When it comes to birth control, performers minimize pregnancy risk in the same way that other people do. For cisgender women performing in straight porn, while condoms are often not a birth control choice, they may utilize options such as the IUD, the shot, the patch, the pill, or others. Also, only about 1/4 of performers have had someone ejaculate inside their vagina during a shoot, meaning the majority are utilizing withdrawal as an additional birth control method. While withdrawal on its own is not highly effective, using two forms of birth control is a great way to get pretty close to 99.9% protection.
You should know that:
- Though birth control is usually invisible in mainstream porn, it is a really important element of many people’s sex lives. Along with condoms, there are also a plethora of other birth control options out there, all of which become even more effective when you use more than one method at a time, for example using condoms and taking birth control pills.
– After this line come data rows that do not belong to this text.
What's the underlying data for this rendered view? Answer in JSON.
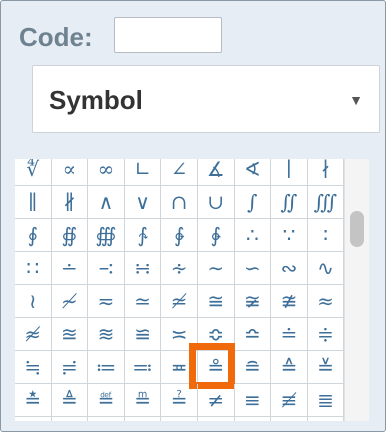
{
  "code_label": "Code:",
  "code_value": "",
  "select": {
    "selected": "Symbol",
    "arrow": "▼"
  },
  "highlight_index": 59,
  "symbols": [
    "∜",
    "∝",
    "∞",
    "∟",
    "∠",
    "∡",
    "∢",
    "∣",
    "∤",
    "∥",
    "∦",
    "∧",
    "∨",
    "∩",
    "∪",
    "∫",
    "∬",
    "∭",
    "∮",
    "∯",
    "∰",
    "∱",
    "∲",
    "∳",
    "∴",
    "∵",
    "∶",
    "∷",
    "∸",
    "∹",
    "∺",
    "∻",
    "∼",
    "∽",
    "∾",
    "∿",
    "≀",
    "≁",
    "≂",
    "≃",
    "≄",
    "≅",
    "≆",
    "≇",
    "≈",
    "≉",
    "≊",
    "≋",
    "≌",
    "≍",
    "≎",
    "≏",
    "≐",
    "≑",
    "≒",
    "≓",
    "≔",
    "≕",
    "≖",
    "≗",
    "≘",
    "≙",
    "≚",
    "≛",
    "≜",
    "≝",
    "≞",
    "≟",
    "≠",
    "≡",
    "≢",
    "≣",
    "≤",
    "≥",
    "≦",
    "≧",
    "≨",
    "≩",
    "≪",
    "≫",
    "≬"
  ]
}
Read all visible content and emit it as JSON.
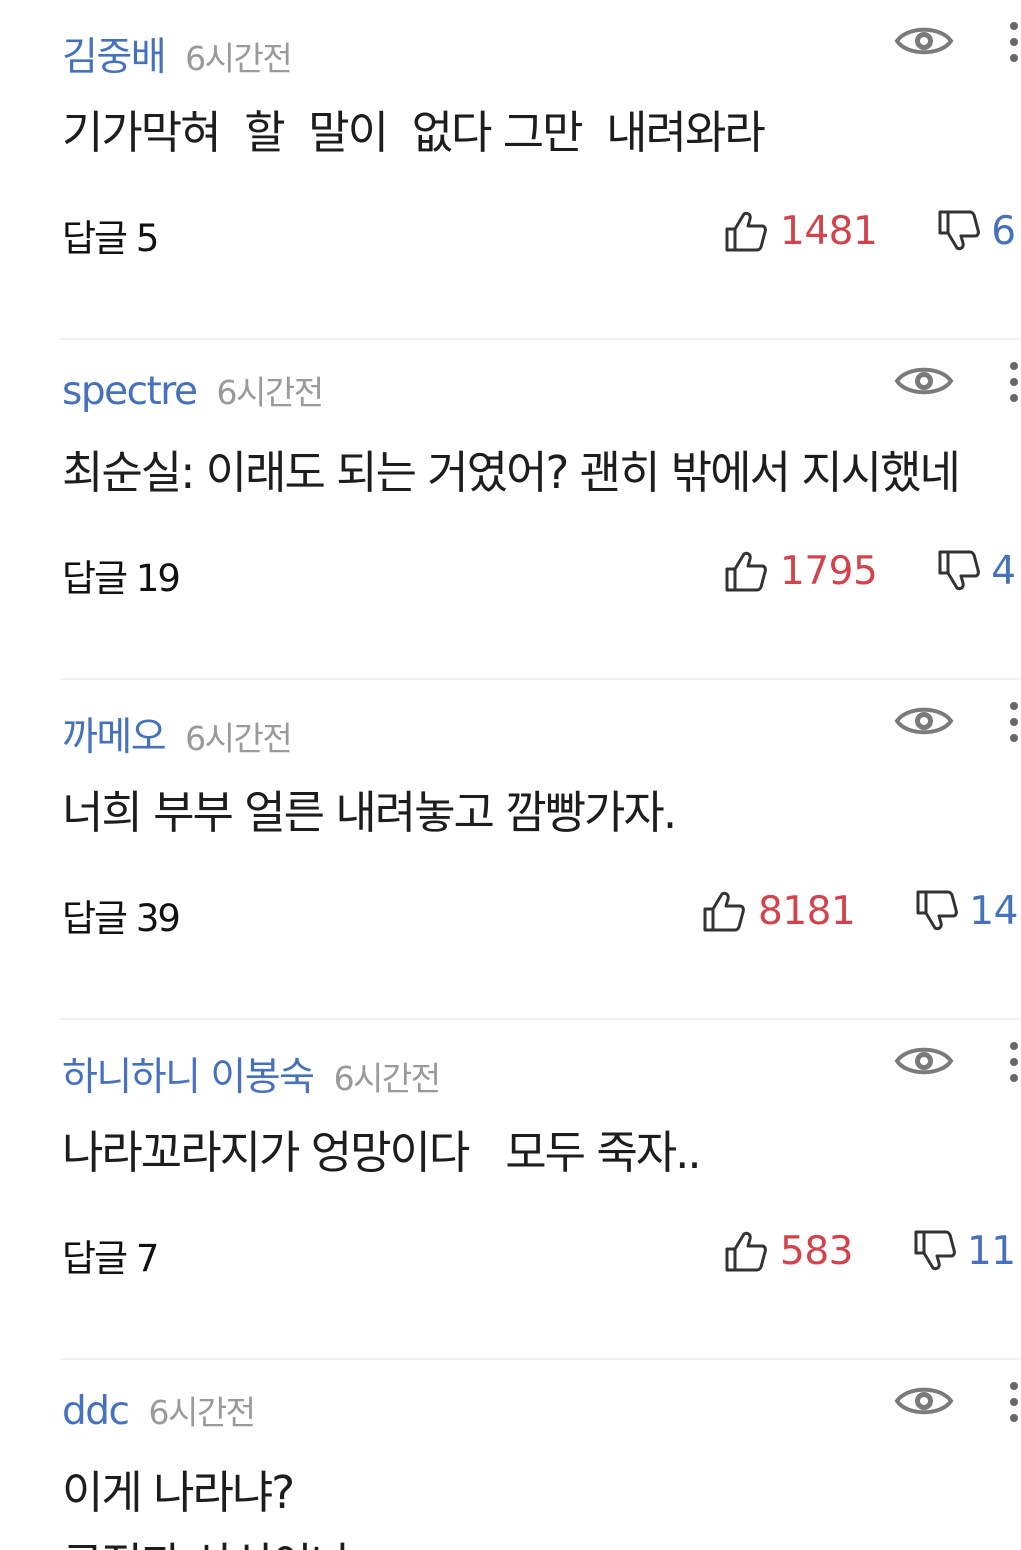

- Though condoms are often not used in straight porn, and are increasingly not being used in gay male porn, they are a great option for our personal lives. There are a lot of awesome things about condoms—including, but not limited to, they are the only form of birth control that also protects against STIs!
- Safer sex is not just for straight people and gay men. While sex between people with vulvas does pose a lower risk for STI transmission, the risk is still there, as well as risk for other infections like bacterial vaginosis.
- If you are switching from anal to vaginal intercourse, always use a new condom!
- Safer sex practices like using barriers and getting regularly testing for STIs are crucial for your sexual health. And they do not need to be buzzkills! They can be playful and sexy. As Heather Corinna writes, “Being assertive, responsible, educated and smart about sex is empowering and about as sexy as sexy gets.”
In short, remember that porn and other sexual media are a genre of fantasy and the videos featured on mainstream X-rated sites will almost definitely not be representative of you, your body, your sexual health, and your sexual experiences.
For part one of this series, click here!
Illustrations © 2020 Archie Bongiovanni/Scarleteen. All rights reserved.